It was one and a half years ago that I met my dear friend who I would come to know as Falcor. The name was picked out by my partner who said she reminded him of the dog-dragon from the Neverending Story. She was a chow-lab mix with a fluffy beige coat, a pink and purple tongue and nose, and big brown hound-dog eyes.
The shelter said she was six years old when we got her, but I had a feeling she was probably a little older. (Shelters do that sometimes to boost a dog’s chances for adoption, but I wouldn’t have cared either way.) She was always a timid, gentle dog, especially on her first day at our house. We did our best to make her feel comfortable while still giving her enough space so she would be able to get used to us on her own terms.
When we first got her, she was the fattest dog I had ever seen with my own eyes. She had difficulty walking and her breathing was labored. For the most part, she tried to stay sitting or laying. She wouldn’t even get up to eat.
We had already been feeding our younger dog, Layla (a 2-3 year old german shepherd-husky mix), a vegan diet and had seen good results, so there was no question that we would feed Falcor vegan food as well. After a few weeks of feeding her vegan food we noticed that she was able to move around a little easier and could come get her food rather than having it brought to her where she was sitting.

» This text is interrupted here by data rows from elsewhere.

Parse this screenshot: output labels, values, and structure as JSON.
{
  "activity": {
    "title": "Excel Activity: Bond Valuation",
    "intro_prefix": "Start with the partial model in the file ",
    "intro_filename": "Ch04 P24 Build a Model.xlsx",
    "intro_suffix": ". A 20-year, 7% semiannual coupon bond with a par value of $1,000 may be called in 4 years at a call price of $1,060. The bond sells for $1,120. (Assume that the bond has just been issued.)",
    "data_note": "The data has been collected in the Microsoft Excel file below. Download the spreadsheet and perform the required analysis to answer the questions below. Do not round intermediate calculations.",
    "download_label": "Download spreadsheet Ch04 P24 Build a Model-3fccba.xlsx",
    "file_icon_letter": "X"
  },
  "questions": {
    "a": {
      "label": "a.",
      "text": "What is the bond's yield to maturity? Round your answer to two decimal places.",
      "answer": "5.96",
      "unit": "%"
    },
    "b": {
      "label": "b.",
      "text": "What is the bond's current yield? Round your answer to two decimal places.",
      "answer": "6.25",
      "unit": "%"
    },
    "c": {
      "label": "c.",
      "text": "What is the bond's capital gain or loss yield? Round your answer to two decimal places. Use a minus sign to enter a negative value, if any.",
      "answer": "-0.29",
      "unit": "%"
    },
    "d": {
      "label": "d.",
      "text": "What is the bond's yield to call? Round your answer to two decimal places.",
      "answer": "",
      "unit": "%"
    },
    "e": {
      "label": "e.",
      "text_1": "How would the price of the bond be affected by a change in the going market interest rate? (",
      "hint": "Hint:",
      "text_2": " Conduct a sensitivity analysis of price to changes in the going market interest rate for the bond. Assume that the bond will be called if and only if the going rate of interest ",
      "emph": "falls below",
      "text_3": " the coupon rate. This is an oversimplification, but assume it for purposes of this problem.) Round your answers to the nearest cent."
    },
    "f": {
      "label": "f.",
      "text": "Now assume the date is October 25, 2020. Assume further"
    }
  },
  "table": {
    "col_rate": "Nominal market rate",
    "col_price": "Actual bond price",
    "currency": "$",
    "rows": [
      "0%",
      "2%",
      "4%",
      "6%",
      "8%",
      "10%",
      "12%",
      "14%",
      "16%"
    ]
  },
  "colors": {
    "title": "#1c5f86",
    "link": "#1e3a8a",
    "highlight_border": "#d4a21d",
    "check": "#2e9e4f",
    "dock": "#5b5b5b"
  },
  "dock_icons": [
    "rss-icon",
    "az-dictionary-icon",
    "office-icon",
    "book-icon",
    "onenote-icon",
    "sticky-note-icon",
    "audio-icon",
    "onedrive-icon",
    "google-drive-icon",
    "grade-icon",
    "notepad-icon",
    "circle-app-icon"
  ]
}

We started giving her some exercise. Nothing too tough at first, but soon enough she was keeping up with Layla running laps around the pool, chasing squirrels and rough-housing with us. Within a few months time she slimmed down to a normal, healthy weight and even our veterinarian was impressed by the unlikely turn-around.
Layla had been an “only-dog” in our house for a year before Falcor joined our family and she would sometimes assert her dominance over Falcor in very nasty, scary fights. One particular fight landed me in the emergency room with blood running down my left arm and leg and chunks of adipose sticking out from the wounds. Someone didn’t close the door to the room where our three rabbits live and the dogs must have seen them and gotten excited. I’ve heard you’re not normally supposed to get in between two dogs in the middle of a fight, but I had to push them out of the room where rabbits were hopping around without any barrier between them and the dogs. I don’t blame either of them for what happened.
Falcor would always lose their fights and after the first one she realized that I was protecting her from getting beat up. She started following me around everywhere. When new people would come to the house she would stay close to me and when people would pet her she would look to me to see if it was safe to trust them. She considered me her guardian and I was honored to have that duty.
She loved getting pets and rubs and would do this funny thing with her head if you stopped rubbing her, even for a few seconds. She would snap her head back and give this disapproving stare back as if to say “I didn’t tell you to stop”. Wherever I went, she wanted to go too. When I would be finished showering I would open the bathroom door and see her laying on the floor looking up at me with her head resting over her paws, waiting for me to come out. When I would come home from work she would do this “happy dance” with her front feet as if the ground was really hot. Any time I would say her name (I called her Falcorsies), she would wag her tail.
My fondest memory of Falcor would have to be right after the first time we had her groomed. My partner brought her home smelling like flowers with a big pink bow on her collar. She was glowing with happiness. She must have felt like a princess. Moments like that is what rescuing a dog is all about. She would have languished and died in a shelter, wondering where her family went, feeling afraid, alone and confused, but in that moment she was the happiest, most loved dog in the world.
One night she couldn’t stop panting. She panted so loudly I wasn’t able to sleep. I took her to an after-hours emergency clinic. She didn’t want to go into the back with the veterinary technician without me. She took a few steps, looked back, noticed I wasn’t following her and promptly planted her butt on the ground and pulled against the leash. She wasn’t going anywhere without her protector. They let me come in with her.
They took x-rays of her abdomen and discovered that she was full of fluid that had collected around her lungs, making it difficult for her to breathe. They would have to do a tap to remove the fluid. After about an hour and just over two liters of fluid removed from her chest, the vet recommended that we send the fluid to a lab to see if her condition was caused by an infection or cancer. About a week later we had the results. It was cancer. Continue reading “I Lost My Friend Today”